**Action item**
On every line of the listing, check for "jurisdiction"; copy the lines that have it.

**The input**
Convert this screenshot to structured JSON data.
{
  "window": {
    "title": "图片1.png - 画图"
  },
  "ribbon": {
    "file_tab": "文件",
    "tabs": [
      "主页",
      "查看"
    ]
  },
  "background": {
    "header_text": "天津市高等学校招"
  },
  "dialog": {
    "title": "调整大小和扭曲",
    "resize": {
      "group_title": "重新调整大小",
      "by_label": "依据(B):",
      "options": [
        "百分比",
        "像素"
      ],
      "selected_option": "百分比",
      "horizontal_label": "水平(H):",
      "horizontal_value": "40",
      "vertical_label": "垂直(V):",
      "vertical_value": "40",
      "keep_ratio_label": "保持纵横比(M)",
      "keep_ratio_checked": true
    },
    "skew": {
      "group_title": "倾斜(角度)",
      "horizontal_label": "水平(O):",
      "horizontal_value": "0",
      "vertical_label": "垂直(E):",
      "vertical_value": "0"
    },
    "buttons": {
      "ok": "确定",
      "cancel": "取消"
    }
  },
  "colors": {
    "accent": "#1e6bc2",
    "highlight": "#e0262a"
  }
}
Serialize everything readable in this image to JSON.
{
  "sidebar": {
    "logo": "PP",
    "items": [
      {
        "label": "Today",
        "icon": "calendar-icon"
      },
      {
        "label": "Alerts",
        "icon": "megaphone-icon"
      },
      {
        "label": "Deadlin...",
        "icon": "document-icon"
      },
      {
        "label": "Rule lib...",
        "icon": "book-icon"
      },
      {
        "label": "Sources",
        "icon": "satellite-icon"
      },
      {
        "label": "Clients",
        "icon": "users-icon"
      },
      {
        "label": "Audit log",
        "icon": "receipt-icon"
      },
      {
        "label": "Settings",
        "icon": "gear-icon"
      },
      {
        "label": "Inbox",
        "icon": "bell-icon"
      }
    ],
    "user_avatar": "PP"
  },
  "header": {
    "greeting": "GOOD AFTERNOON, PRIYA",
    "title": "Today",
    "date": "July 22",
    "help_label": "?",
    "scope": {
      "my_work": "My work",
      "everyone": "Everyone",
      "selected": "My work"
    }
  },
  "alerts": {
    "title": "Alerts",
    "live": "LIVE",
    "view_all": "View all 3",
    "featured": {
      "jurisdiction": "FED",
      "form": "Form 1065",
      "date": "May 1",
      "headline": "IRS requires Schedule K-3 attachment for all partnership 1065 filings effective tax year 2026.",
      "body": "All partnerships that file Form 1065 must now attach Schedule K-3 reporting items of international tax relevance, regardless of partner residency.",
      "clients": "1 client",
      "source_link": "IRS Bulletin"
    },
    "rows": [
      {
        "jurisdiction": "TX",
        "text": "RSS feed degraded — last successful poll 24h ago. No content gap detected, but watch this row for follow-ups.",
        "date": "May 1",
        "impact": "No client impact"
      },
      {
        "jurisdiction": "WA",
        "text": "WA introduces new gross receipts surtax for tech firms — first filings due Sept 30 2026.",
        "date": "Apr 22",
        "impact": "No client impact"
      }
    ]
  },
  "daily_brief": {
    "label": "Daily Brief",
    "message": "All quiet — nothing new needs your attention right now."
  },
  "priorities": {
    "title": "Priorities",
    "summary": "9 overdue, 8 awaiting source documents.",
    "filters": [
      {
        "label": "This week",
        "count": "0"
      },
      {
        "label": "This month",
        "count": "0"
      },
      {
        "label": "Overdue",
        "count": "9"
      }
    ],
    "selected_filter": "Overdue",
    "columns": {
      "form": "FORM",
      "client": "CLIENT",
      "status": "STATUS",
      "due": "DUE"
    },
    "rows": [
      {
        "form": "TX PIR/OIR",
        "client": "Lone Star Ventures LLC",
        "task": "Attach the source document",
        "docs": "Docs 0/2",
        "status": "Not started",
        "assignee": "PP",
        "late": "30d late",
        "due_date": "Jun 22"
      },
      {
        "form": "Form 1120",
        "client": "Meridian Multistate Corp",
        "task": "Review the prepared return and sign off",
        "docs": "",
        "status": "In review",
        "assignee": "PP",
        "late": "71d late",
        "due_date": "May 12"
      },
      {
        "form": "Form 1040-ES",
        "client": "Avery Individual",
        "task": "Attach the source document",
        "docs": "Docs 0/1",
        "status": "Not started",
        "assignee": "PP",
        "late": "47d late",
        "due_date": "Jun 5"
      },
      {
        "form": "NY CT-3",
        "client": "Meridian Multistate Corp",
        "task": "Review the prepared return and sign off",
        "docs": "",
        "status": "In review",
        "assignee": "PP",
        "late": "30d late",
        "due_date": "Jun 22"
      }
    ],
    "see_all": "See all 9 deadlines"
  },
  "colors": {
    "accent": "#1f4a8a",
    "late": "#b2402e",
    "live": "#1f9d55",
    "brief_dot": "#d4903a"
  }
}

**Answer space**
      "jurisdiction": "FED",
        "jurisdiction": "TX",
        "jurisdiction": "WA",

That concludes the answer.